MY FAVORITE SORT of presents are the ones that show up for no reason, other than that “I was thinking of you.” I doubt that there any more enchanting words in the English language, besides “Don’t worry darling, I’m here to help,” “More champagne?” and “First class is right this way.”
Christmas, hallowed, is much more about the experience of making a heartfelt connection with other people than it is about what one receives. I spend my holidays in New York, and depending on the year, some of my family members get together and celebrate. They do give thoughtful and intriguing gifts (one year, not long ago, I received half a dozen kinds of salt, and imagined myself a trader of a bygone age; from my diary that year –– “one historian’s observation of the route at its height: Spain did no more than dream of this”), and it’s all a gift: love, time, this.
This year, I did give in and post that all I want for Christmas is to go to Le Bernardin. By the time I went to bed, an alert reader let me know it was sorted, though we’re on the waiting list.

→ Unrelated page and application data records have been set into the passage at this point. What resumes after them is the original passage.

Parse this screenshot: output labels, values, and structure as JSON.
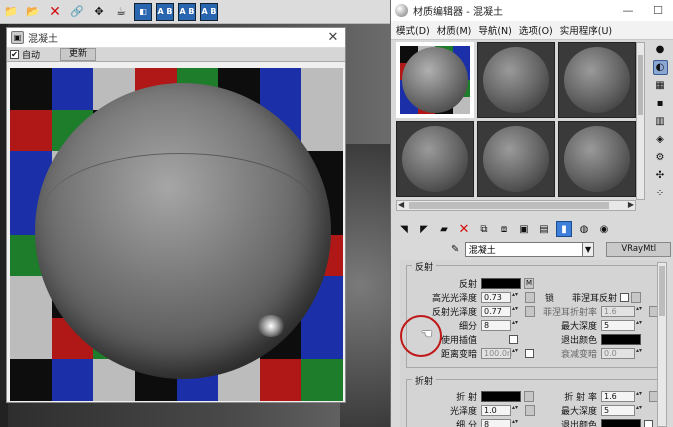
{
  "toolbar": {
    "icons": [
      "folder-icon",
      "open-icon",
      "delete-icon",
      "link-icon",
      "bind-icon",
      "teapot-icon",
      "render-setup-icon",
      "ab-icon",
      "ab-icon-2",
      "ab-icon-3"
    ],
    "ab_label": "A B"
  },
  "preview": {
    "title": "混凝土",
    "auto_label": "自动",
    "update_label": "更新",
    "auto_checked": true,
    "checker_colors": [
      "#0d0d0d",
      "#1a2fa8",
      "#bcbcbc",
      "#b01818",
      "#1d7d2a",
      "#0d0d0d",
      "#1a2fa8",
      "#bcbcbc"
    ]
  },
  "editor": {
    "title": "材质编辑器 - 混凝土",
    "menu": [
      "模式(D)",
      "材质(M)",
      "导航(N)",
      "选项(O)",
      "实用程序(U)"
    ],
    "material_name": "混凝土",
    "material_type": "VRayMtl",
    "reflection": {
      "section": "反射",
      "reflect_label": "反射",
      "m_label": "M",
      "hilight_gloss_label": "高光光泽度",
      "hilight_gloss_value": "0.73",
      "lock_label": "锁",
      "fresnel_label": "菲涅耳反射",
      "refl_gloss_label": "反射光泽度",
      "refl_gloss_value": "0.77",
      "fresnel_ior_label": "菲涅耳折射率",
      "fresnel_ior_value": "1.6",
      "subdivs_label": "细分",
      "subdivs_value": "8",
      "max_depth_label": "最大深度",
      "max_depth_value": "5",
      "use_interp_label": "使用插值",
      "exit_color_label": "退出颜色",
      "dim_distance_label": "距离变暗",
      "dim_distance_value": "100.0n",
      "dim_falloff_label": "衰减变暗",
      "dim_falloff_value": "0.0"
    },
    "refraction": {
      "section": "折射",
      "refract_label": "折 射",
      "ior_label": "折 射 率",
      "ior_value": "1.6",
      "gloss_label": "光泽度",
      "gloss_value": "1.0",
      "max_depth_label": "最大深度",
      "max_depth_value": "5",
      "subdivs_label": "细 分",
      "subdivs_value": "8",
      "exit_color_label": "退出颜色"
    }
  }
}
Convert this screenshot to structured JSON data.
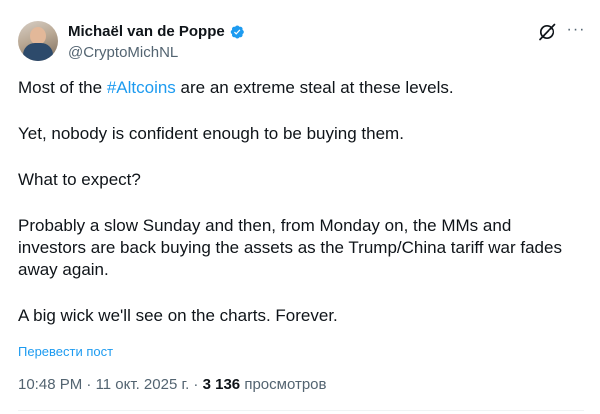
{
  "author": {
    "display_name": "Michaël van de Poppe",
    "handle": "@CryptoMichNL",
    "verified_icon": "verified-badge-icon",
    "verified_color": "#1d9bf0"
  },
  "actions": {
    "grok_icon": "grok-icon",
    "more_icon": "more-dots-icon",
    "more_symbol": "···"
  },
  "body": {
    "p1_before": "Most of the ",
    "p1_hashtag": "#Altcoins",
    "p1_after": " are an extreme steal at these levels.",
    "p2": "Yet, nobody is confident enough to be buying them.",
    "p3": "What to expect?",
    "p4": "Probably a slow Sunday and then, from Monday on, the MMs and investors are back buying the assets as the Trump/China tariff war fades away again.",
    "p5": "A big wick we'll see on the charts. Forever."
  },
  "translate_label": "Перевести пост",
  "meta": {
    "time": "10:48 PM",
    "sep1": " · ",
    "date": "11 окт. 2025 г.",
    "sep2": " · ",
    "views_count": "3 136",
    "views_label": " просмотров"
  },
  "colors": {
    "link": "#1d9bf0",
    "secondary_text": "#536471",
    "primary_text": "#0f1419"
  }
}
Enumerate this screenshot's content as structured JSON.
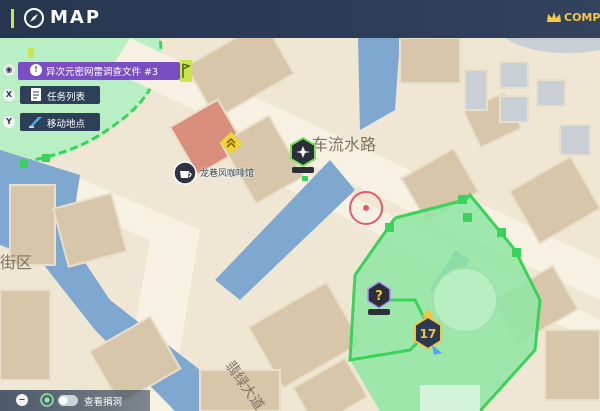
{
  "header": {
    "title": "MAP",
    "right_label": "COMP"
  },
  "mission": {
    "label": "异次元密网雷调查文件 #3",
    "icon": "exclamation-icon"
  },
  "controls": [
    {
      "key": "X",
      "label": "任务列表",
      "icon": "document-icon"
    },
    {
      "key": "Y",
      "label": "移动地点",
      "icon": "teleport-icon"
    }
  ],
  "map": {
    "road_labels": [
      "车流水路",
      "翡绿大道",
      "街区"
    ],
    "poi_label": "龙巷风咖啡馆",
    "level_badge": "17",
    "unknown_marker": "?"
  },
  "bottom": {
    "key": "−",
    "label": "查看捐洞"
  },
  "colors": {
    "header": "#2c3c57",
    "accent_green": "#3ad35a",
    "zone_fill": "#8fe6a3",
    "mission_purple": "#7a4ec2",
    "water": "#7ea8cf",
    "road": "#f4eedf",
    "building": "#d9c8ae"
  }
}
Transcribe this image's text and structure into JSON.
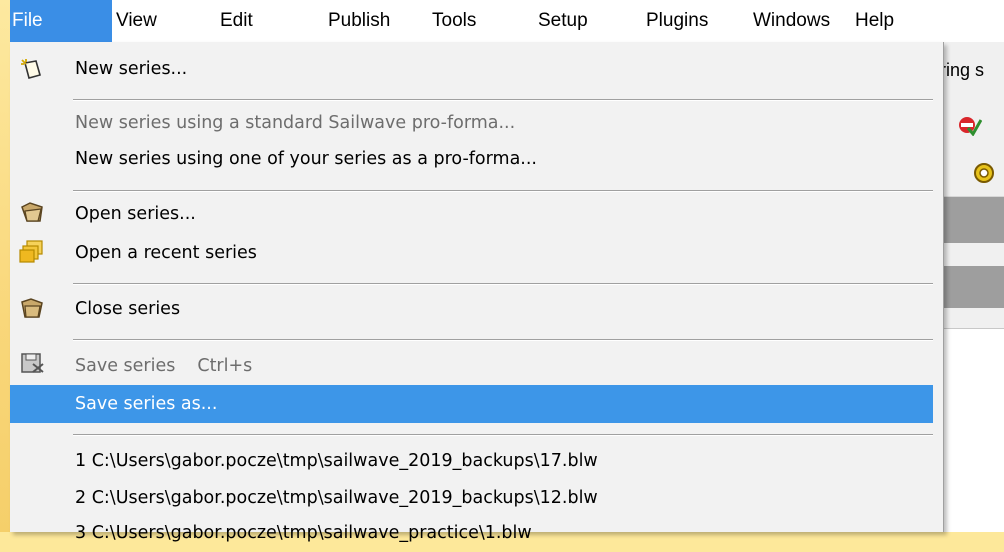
{
  "menubar": {
    "items": [
      "File",
      "View",
      "Edit",
      "Publish",
      "Tools",
      "Setup",
      "Plugins",
      "Windows",
      "Help"
    ]
  },
  "background": {
    "partial_text": "ring s"
  },
  "file_menu": {
    "new_series": "New series...",
    "new_standard": "New series using a standard Sailwave pro-forma...",
    "new_yours": "New series using one of your series as a pro-forma...",
    "open_series": "Open series...",
    "open_recent": "Open a recent series",
    "close_series": "Close series",
    "save_series": "Save series",
    "save_shortcut": "Ctrl+s",
    "save_as": "Save series as...",
    "recent": [
      "1 C:\\Users\\gabor.pocze\\tmp\\sailwave_2019_backups\\17.blw",
      "2 C:\\Users\\gabor.pocze\\tmp\\sailwave_2019_backups\\12.blw",
      "3 C:\\Users\\gabor.pocze\\tmp\\sailwave_practice\\1.blw"
    ]
  },
  "colors": {
    "highlight": "#3d96e8",
    "frame": "#fde89a"
  }
}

At my old place in Chinatown, we began the tradition of Julia Child’s boeuf bourguignon and chocolate cake on Christmas Eve, because the kitchen was so small that once the four of us squeezed around the table, it was no longer possible to open the oven or the refrigerator. After dinner, we go to John Street Church for the candlelight service; I think it’ll be the 244th this year.

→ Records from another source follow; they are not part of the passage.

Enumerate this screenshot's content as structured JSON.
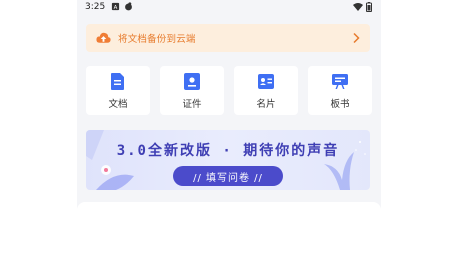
{
  "status_bar": {
    "time": "3:25",
    "left_icons": [
      "a-box-icon",
      "gallery-icon"
    ],
    "right_icons": [
      "wifi-icon",
      "battery-icon"
    ]
  },
  "backup_banner": {
    "text": "将文档备份到云端",
    "icon": "cloud-upload-icon",
    "accent_color": "#e77b2c",
    "background": "#fdeedd"
  },
  "quick_actions": [
    {
      "label": "文档",
      "icon": "document-icon"
    },
    {
      "label": "证件",
      "icon": "id-card-icon"
    },
    {
      "label": "名片",
      "icon": "business-card-icon"
    },
    {
      "label": "板书",
      "icon": "board-icon"
    }
  ],
  "promo": {
    "title": "3.0全新改版 · 期待你的声音",
    "button_label": "// 填写问卷 //",
    "accent_color": "#4b4bcb"
  },
  "icon_color": "#3f6ff3"
}
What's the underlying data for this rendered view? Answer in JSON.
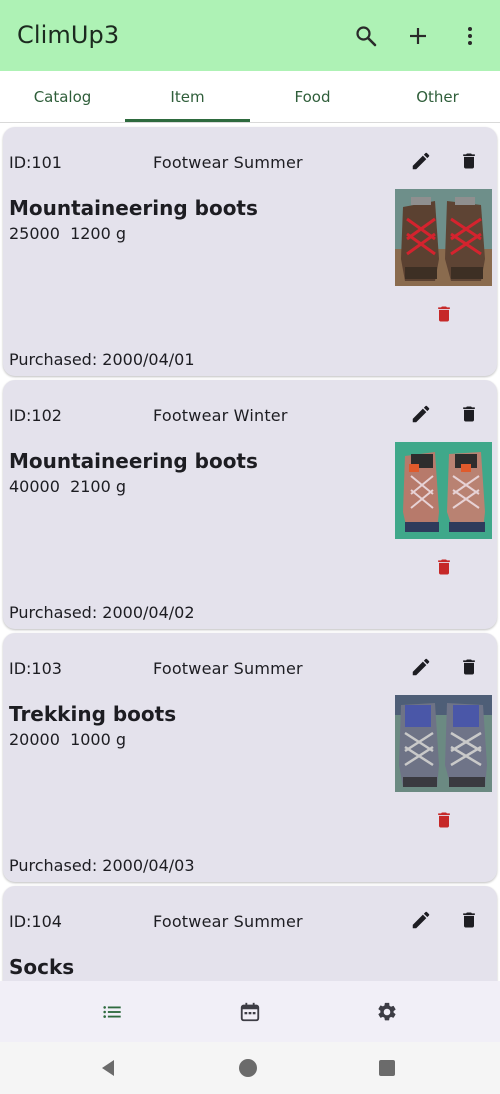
{
  "app": {
    "title": "ClimUp3"
  },
  "toolbar": {
    "search_icon": "search-icon",
    "add_icon": "plus-icon",
    "more_icon": "more-vert-icon"
  },
  "tabs": [
    {
      "label": "Catalog",
      "selected": false
    },
    {
      "label": "Item",
      "selected": true
    },
    {
      "label": "Food",
      "selected": false
    },
    {
      "label": "Other",
      "selected": false
    }
  ],
  "items": [
    {
      "id": "ID:101",
      "category": "Footwear Summer",
      "name": "Mountaineering boots",
      "meta": "25000  1200 g",
      "purchased": "Purchased: 2000/04/01",
      "photo": "red-laced-brown-boots"
    },
    {
      "id": "ID:102",
      "category": "Footwear Winter",
      "name": "Mountaineering boots",
      "meta": "40000  2100 g",
      "purchased": "Purchased: 2000/04/02",
      "photo": "winter-boots-on-green-cloth"
    },
    {
      "id": "ID:103",
      "category": "Footwear Summer",
      "name": "Trekking boots",
      "meta": "20000  1000 g",
      "purchased": "Purchased: 2000/04/03",
      "photo": "blue-trekking-boots"
    },
    {
      "id": "ID:104",
      "category": "Footwear Summer",
      "name": "Socks",
      "meta": "",
      "purchased": "",
      "photo": ""
    }
  ],
  "bottom_nav": [
    {
      "icon": "list-icon",
      "selected": true
    },
    {
      "icon": "calendar-icon",
      "selected": false
    },
    {
      "icon": "settings-icon",
      "selected": false
    }
  ],
  "colors": {
    "app_bar": "#aef2b5",
    "tab_text": "#2f5e3a",
    "card_bg": "#e4e2ec",
    "delete_red": "#c62828",
    "nav_bg": "#f1eff7"
  }
}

Last year I made Parker House rolls, which, once eaten, erase all memory of their laborious rise. I can’t remember too much that was on the table, just that we drank Scotch and went to a play.
Christmas Day is not about too much fanfare at my place, because I like a lazy brunch and then not too much else to do. I do have a book of Diana Athill’s short stories that I can’t wait to begin.

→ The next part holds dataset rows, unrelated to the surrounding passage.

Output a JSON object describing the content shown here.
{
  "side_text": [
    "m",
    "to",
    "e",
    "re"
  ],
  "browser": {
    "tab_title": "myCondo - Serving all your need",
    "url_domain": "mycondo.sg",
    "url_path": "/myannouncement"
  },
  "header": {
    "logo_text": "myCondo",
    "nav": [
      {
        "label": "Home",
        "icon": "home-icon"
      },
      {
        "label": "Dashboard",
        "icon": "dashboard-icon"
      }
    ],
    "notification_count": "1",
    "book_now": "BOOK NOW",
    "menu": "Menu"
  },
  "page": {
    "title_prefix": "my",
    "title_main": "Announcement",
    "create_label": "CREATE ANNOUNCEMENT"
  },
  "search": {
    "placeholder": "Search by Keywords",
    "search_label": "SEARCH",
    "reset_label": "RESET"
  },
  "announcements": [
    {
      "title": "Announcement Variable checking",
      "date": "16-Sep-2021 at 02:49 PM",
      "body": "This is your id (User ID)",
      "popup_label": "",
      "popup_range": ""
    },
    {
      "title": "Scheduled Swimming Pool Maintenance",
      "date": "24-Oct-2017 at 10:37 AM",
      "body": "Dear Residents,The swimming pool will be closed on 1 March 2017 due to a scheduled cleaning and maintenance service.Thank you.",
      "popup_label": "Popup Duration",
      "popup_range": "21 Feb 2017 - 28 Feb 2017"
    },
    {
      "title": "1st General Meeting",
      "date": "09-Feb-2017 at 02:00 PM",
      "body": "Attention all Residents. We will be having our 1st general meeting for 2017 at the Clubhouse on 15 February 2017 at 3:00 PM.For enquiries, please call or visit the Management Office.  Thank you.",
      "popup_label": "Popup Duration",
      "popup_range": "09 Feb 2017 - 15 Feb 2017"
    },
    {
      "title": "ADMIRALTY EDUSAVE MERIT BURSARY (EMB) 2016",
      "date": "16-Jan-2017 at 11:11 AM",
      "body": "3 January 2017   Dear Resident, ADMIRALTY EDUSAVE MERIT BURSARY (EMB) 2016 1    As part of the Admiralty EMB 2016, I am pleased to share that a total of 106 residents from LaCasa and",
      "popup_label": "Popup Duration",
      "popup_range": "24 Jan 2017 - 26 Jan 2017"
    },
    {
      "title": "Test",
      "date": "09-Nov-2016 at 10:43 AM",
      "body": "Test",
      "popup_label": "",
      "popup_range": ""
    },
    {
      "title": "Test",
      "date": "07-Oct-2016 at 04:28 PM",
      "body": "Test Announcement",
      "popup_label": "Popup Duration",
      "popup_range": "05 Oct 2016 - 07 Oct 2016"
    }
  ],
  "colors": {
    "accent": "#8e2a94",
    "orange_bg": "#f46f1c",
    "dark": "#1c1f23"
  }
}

The tree, though, is an indulgence. Last year was the first year I’ve had one in New York, and accordingly, I did an Egyptian theme in honor of the Arab Spring and the real family behind Downton Abbey, who funded the expedition that unearthed King Tut. Another year, at a friend’s place, I chose a Russian fairytale to illuminate, complete with skulls like those the heroine, Vasilisa the Beautiful, follows to find her way out of the forest, and home. This year, the tree is supposed to be simple, and I chose a tall and slender one. Of course, once here, it turned out to be more than eight feet tall and awfully wide. The theme is fertile, lush, unexpected abundance, which will go nicely with the little silver bird’s nests I found to clip onto a few of the branches.
I don’t think too much about what’s under the tree because I am a more or less a minimalist with opulent taste, and don’t care to be encumbered by endless things most of the time (I’m not too sentimental and have been known to give admirers the rings off my fingers). I found my sister a painting of Eli Cash from The Royal Tenenbaums and I gave it to her tonight, a few weeks early.
I was thinking of you.